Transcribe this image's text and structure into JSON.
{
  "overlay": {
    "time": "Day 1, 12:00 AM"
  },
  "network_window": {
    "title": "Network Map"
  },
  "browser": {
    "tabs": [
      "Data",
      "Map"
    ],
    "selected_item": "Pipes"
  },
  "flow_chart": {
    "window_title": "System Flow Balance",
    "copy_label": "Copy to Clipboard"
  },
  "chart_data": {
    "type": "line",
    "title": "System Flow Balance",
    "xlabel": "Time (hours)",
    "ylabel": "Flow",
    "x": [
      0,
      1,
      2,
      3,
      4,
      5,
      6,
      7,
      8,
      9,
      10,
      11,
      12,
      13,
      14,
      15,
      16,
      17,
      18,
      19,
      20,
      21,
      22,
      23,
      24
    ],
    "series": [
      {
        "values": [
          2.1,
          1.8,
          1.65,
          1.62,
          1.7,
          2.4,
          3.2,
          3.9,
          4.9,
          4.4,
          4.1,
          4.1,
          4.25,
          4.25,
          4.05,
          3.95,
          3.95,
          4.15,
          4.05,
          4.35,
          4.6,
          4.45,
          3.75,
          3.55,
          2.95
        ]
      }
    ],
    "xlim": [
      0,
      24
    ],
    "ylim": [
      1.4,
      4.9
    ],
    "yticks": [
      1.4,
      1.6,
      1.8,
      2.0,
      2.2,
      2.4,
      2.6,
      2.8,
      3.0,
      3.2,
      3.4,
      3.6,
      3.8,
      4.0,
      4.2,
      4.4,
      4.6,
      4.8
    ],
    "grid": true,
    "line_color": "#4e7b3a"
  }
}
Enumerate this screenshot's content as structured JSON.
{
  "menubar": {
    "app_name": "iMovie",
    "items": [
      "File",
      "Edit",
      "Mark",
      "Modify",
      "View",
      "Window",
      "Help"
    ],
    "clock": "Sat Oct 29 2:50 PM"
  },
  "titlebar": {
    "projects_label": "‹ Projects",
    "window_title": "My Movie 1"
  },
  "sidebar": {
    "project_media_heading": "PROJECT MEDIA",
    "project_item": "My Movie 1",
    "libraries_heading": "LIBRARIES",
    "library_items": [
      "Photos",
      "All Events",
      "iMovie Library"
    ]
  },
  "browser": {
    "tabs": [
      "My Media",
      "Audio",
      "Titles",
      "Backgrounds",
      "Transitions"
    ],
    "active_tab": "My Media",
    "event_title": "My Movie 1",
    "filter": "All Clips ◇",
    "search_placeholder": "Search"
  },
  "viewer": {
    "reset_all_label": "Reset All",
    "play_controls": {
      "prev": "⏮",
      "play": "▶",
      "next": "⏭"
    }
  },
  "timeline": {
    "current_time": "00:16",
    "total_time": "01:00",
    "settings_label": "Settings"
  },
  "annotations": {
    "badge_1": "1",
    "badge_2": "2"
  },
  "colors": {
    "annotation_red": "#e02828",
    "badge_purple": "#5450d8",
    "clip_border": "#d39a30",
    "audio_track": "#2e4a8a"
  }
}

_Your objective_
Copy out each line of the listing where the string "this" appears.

_Written solution_
Transcribe this image's text and structure into JSON.
Enumerate this screenshot's content as structured JSON.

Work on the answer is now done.